Dual nationals to be allowed to contest elections but not to sit in legislatures

Islamabad

September 17, 2020

Islamabad : The government is not inclined to have dual national Pakistanis sitting in the national and provincial legislatures, according to the draft constitutional amendments approved by the federal cabinet recently.

While the government is prepared to let dual nationals contest direct and indirect elections, such persons will have to surrender their dual nationality before taking oath as lawmakers.

To give effect to this change, the draft provides for the substitution of certain words in Article 62(1)(c) of the constitution. The existing provision reads: “A person shall be disqualified from being elected or chosen as, and from being, a member of the parliament if he ceases to be a citizen of Pakistan, or acquires the citizenship of a foreign State.” The replacement substitutes for the words “or acquires the citizenship of a foreign state”, the words “or in case of dual citizenship [he] does not provide as a conclusive proof the certificate of renunciation of citizenship of a foreign state before taking oath” [he shall be disqualified as legislator].

Such a certificate has to be furnished within 60 days, according to another amendment contained in the present package, as it will be mandatory for a member-elect to take oath of office within this timeframe. Another constitutional amendment calls for an ‘open’, non-secret election to the Senate. For this purpose, a change has been proposed in Article 59(2).

The Pakistan Tehreek-e-Insaf (PTI) has long been calling for an open election to the Senate. This demand intensified after the Senate vote in 2019 when several of its members in Khyber Pakhtunkhwa (KP) voted against the party’s directives. As a result, some candidates of the opposition parties were elected senators. No direct election has been prescribed for the upper house of parliament in the present set of changes.

Article 226 states that all elections under the constitution, other than those of the prime minister and the chief minister, shall be by secret ballot. The draft amendment has proposed to include the Senate elections in the open vote earlier provided for the prime minister and chief ministers only.

At present, the elections of the members of the national and provincial assemblies, Senate and their presiding officers are held by secret ballot. Constitutional exemption is restricted to the election of the premier and chief ministers only.

Yet another amendment has been recommended in Article 65 to make it obligatory for candidates-elect to take oath as members within 60 days, failing which they would lose their right to be members. The article states that a person elected to a House shall not sit or vote until he has taken an oath before the House in the form set out in the third schedule.

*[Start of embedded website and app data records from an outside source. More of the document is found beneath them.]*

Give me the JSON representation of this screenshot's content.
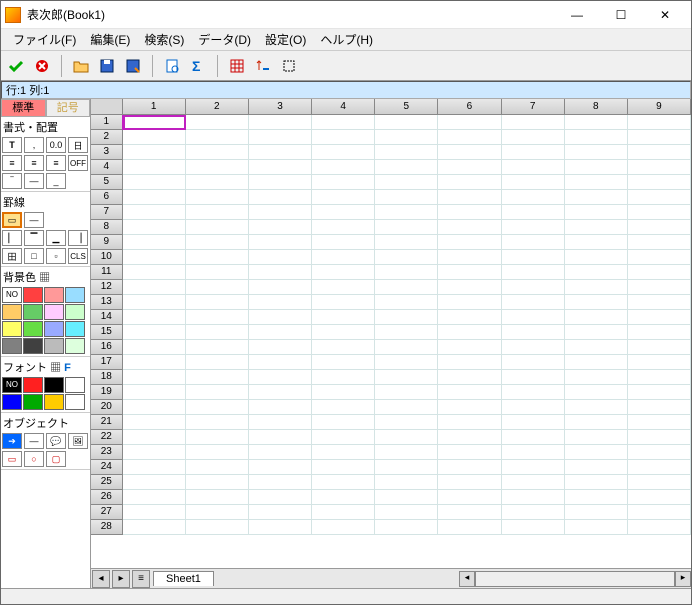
{
  "title": "表次郎(Book1)",
  "menu": {
    "file": "ファイル(F)",
    "edit": "編集(E)",
    "search": "検索(S)",
    "data": "データ(D)",
    "settings": "設定(O)",
    "help": "ヘルプ(H)"
  },
  "location": "行:1 列:1",
  "side": {
    "tab_standard": "標準",
    "tab_symbol": "記号",
    "sect_format": "書式・配置",
    "sect_border": "罫線",
    "sect_bg": "背景色",
    "sect_font": "フォント",
    "sect_object": "オブジェクト",
    "fmt_off": "OFF",
    "cls": "CLS",
    "no": "NO",
    "t_btn": "T",
    "comma_btn": ",",
    "dec_btn": "0.0",
    "date_btn": "日",
    "field_btn": "田"
  },
  "bg_colors": [
    "#ffffff",
    "#ff4040",
    "#ff9999",
    "#99ddff",
    "#ffcc66",
    "#66cc66",
    "#ffccff",
    "#ccffcc",
    "#ffff66",
    "#66dd44",
    "#99aaff",
    "#66eeff",
    "#808080",
    "#404040",
    "#bbbbbb",
    "#ddffdd"
  ],
  "font_colors": [
    "#000000",
    "#ff2020",
    "#000000",
    "#ffffff",
    "#0000ff",
    "#00aa00",
    "#ffcc00",
    "#ffffff"
  ],
  "columns": [
    "1",
    "2",
    "3",
    "4",
    "5",
    "6",
    "7",
    "8",
    "9"
  ],
  "rows": [
    "1",
    "2",
    "3",
    "4",
    "5",
    "6",
    "7",
    "8",
    "9",
    "10",
    "11",
    "12",
    "13",
    "14",
    "15",
    "16",
    "17",
    "18",
    "19",
    "20",
    "21",
    "22",
    "23",
    "24",
    "25",
    "26",
    "27",
    "28"
  ],
  "active_cell": {
    "row": 0,
    "col": 0
  },
  "sheet_tab": "Sheet1"
}
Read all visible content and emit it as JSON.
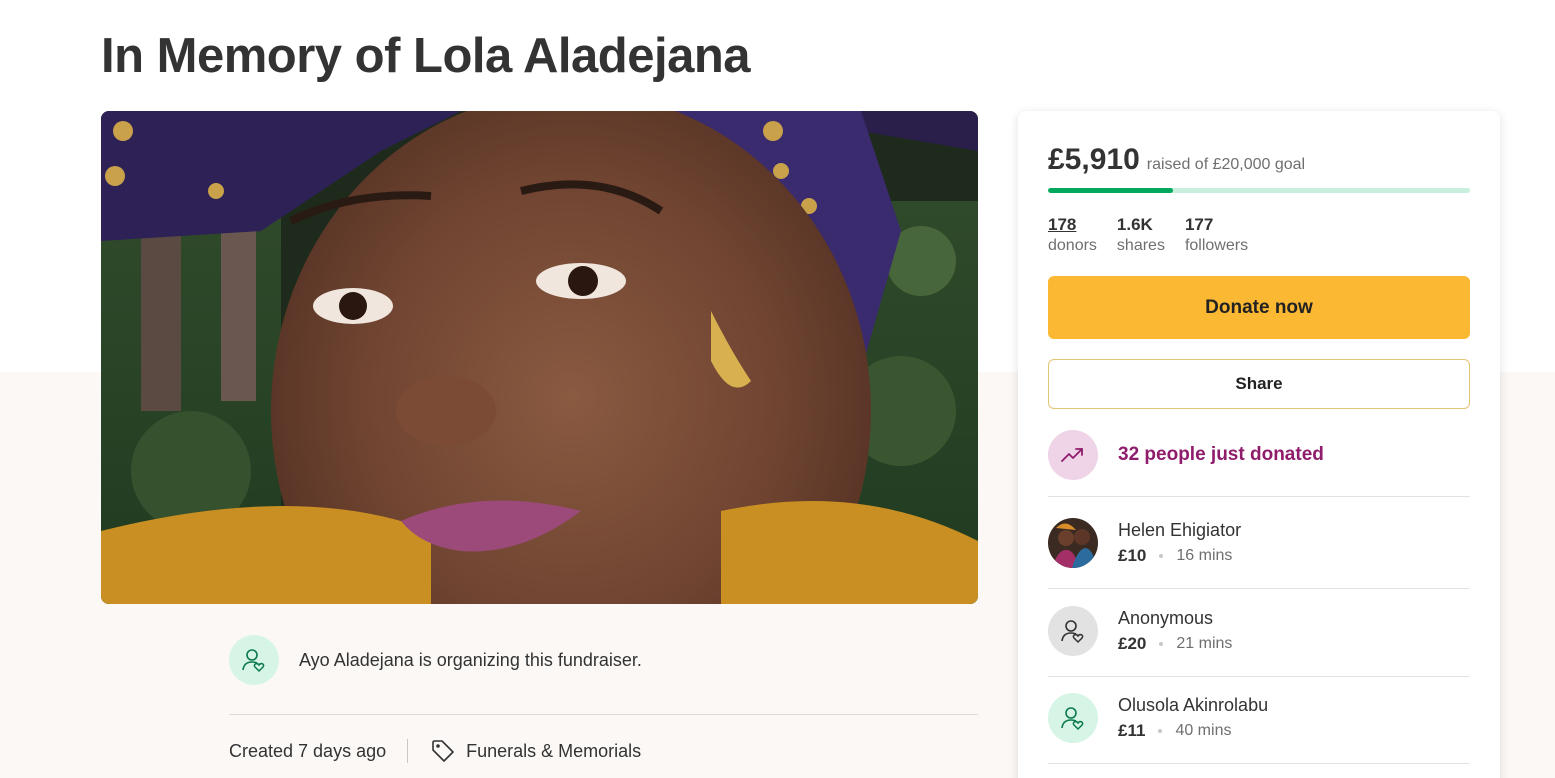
{
  "page": {
    "title": "In Memory of Lola Aladejana"
  },
  "organizer": {
    "text": "Ayo Aladejana is organizing this fundraiser."
  },
  "meta": {
    "created": "Created 7 days ago",
    "category": "Funerals & Memorials"
  },
  "card": {
    "raised_amount": "£5,910",
    "raised_goal": "raised of £20,000 goal",
    "progress_fraction": 0.2955,
    "stats": [
      {
        "value": "178",
        "label": "donors"
      },
      {
        "value": "1.6K",
        "label": "shares"
      },
      {
        "value": "177",
        "label": "followers"
      }
    ],
    "donate_label": "Donate now",
    "share_label": "Share",
    "recent_label": "32 people just donated"
  },
  "donors": [
    {
      "name": "Helen Ehigiator",
      "amount": "£10",
      "time": "16 mins"
    },
    {
      "name": "Anonymous",
      "amount": "£20",
      "time": "21 mins"
    },
    {
      "name": "Olusola Akinrolabu",
      "amount": "£11",
      "time": "40 mins"
    }
  ],
  "colors": {
    "accent_green": "#02a95c",
    "donate_yellow": "#fbb833",
    "recent_purple": "#8f1d6b"
  }
}
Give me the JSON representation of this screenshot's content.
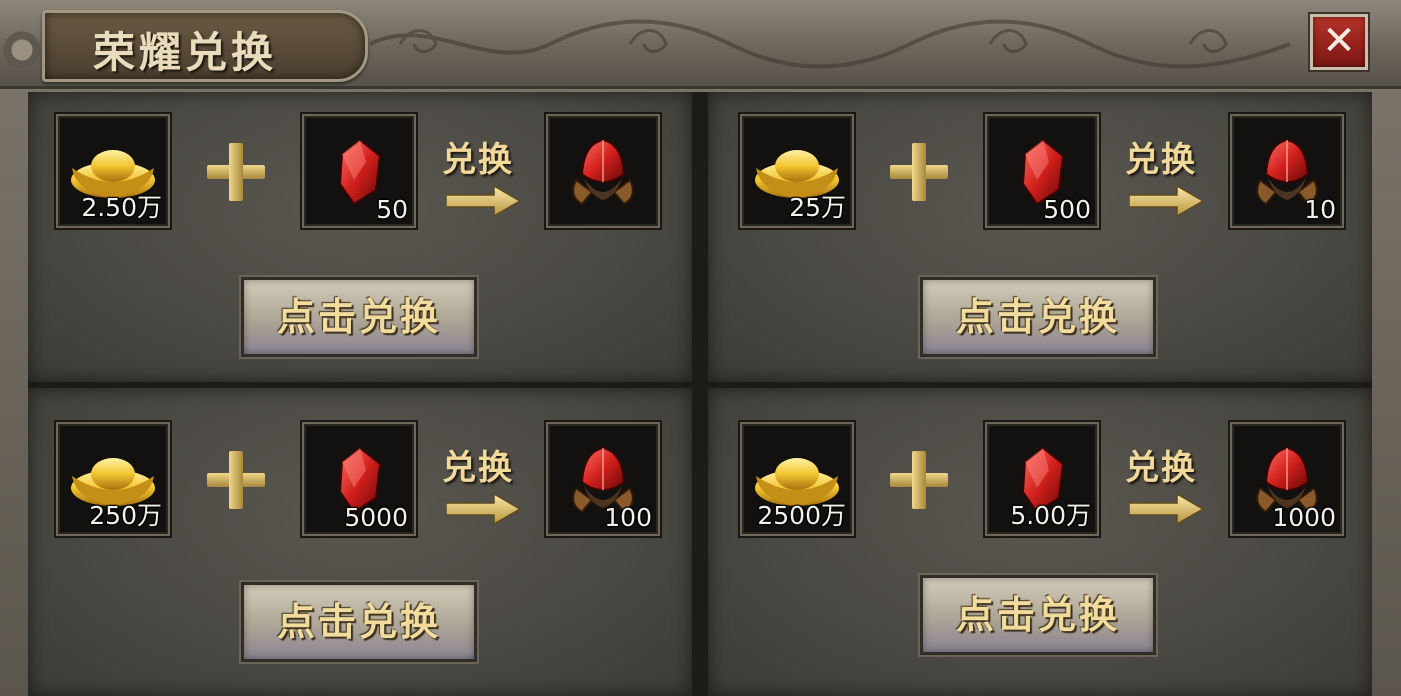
{
  "window": {
    "title": "荣耀兑换",
    "close_label": "✕"
  },
  "exchange_label": "兑换",
  "offers": [
    {
      "gold_amount": "2.50万",
      "gem_amount": "50",
      "reward_amount": "",
      "button_label": "点击兑换"
    },
    {
      "gold_amount": "25万",
      "gem_amount": "500",
      "reward_amount": "10",
      "button_label": "点击兑换"
    },
    {
      "gold_amount": "250万",
      "gem_amount": "5000",
      "reward_amount": "100",
      "button_label": "点击兑换"
    },
    {
      "gold_amount": "2500万",
      "gem_amount": "5.00万",
      "reward_amount": "1000",
      "button_label": "点击兑换"
    }
  ],
  "icons": {
    "currency": "gold-ingot-icon",
    "material": "red-gem-icon",
    "reward": "armored-helmet-icon"
  },
  "colors": {
    "gold_text": "#f0d99a",
    "close_red": "#b6332a",
    "panel": "#4b4943"
  }
}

The amendment has proposed a proviso, which says if a person elected to a House fails to take oath before the House to which he is elected within sixty days from the date of the first sitting of that House after its election, such a person shall lose his right to be a member of the relevant House and his seat shall be deemed to have been vacated on the sixtieth day. Senior politician Chaudhry Nisar Ali Khan is the only member-elect of the Punjab Assembly who has not taken oath of office after his election in the 2018 general polls. Ishaq Dar has also not taken oath as Senator after his election.

The merits and demerits of the three proposed amendments apart, it is a known fact that the ruling coalition does not have a two-thirds majority required for the passage of a constitutional amendment in either parliamentary chamber. In the National Assembly, it enjoys a simple majority that is not a comfortable one. In the Senate, it does not have even that. In this scenario, the approval of a constitutional amendment is difficult unless the parliamentary players reach a consensus, for which there is not much probability.

It is obvious that by suggesting the amendment relating to dual nationals, the ruling party wants to send a message to overseas Pakistanis with dual citizenship: that it is sincere and serious in having their representation in the legislatures if they renounce their dual nationality after their election and before taking oath as lawmakers.